▼
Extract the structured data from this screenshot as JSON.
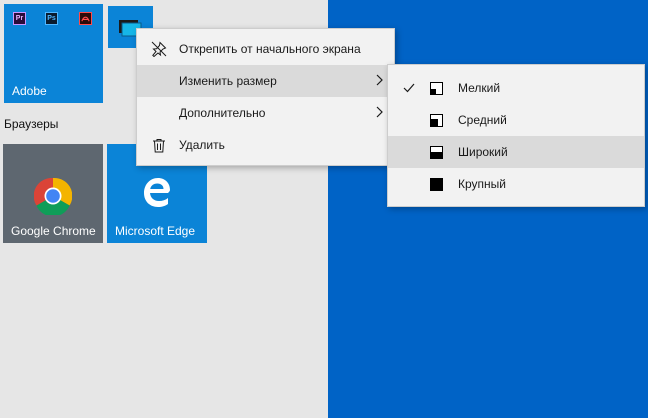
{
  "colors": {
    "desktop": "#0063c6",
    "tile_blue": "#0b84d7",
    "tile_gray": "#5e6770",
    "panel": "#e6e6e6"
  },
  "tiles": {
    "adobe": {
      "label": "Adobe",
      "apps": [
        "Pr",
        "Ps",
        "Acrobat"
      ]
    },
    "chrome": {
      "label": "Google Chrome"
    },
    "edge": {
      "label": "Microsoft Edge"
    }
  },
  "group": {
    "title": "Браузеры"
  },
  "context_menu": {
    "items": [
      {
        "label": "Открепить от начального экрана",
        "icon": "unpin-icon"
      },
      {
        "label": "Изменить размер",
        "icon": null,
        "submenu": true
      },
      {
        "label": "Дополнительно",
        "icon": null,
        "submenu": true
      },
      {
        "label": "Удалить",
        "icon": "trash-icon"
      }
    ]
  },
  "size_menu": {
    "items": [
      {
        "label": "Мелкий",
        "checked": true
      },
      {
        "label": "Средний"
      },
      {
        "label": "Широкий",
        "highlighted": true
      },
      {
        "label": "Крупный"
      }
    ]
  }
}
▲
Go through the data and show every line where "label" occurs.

**TASK RESULT**.
      "label": "Adobe",
      "label": "Google Chrome"
      "label": "Microsoft Edge"
        "label": "Открепить от начального экрана",
        "label": "Изменить размер",
        "label": "Дополнительно",
        "label": "Удалить",
        "label": "Мелкий",
        "label": "Средний"
        "label": "Широкий",
        "label": "Крупный"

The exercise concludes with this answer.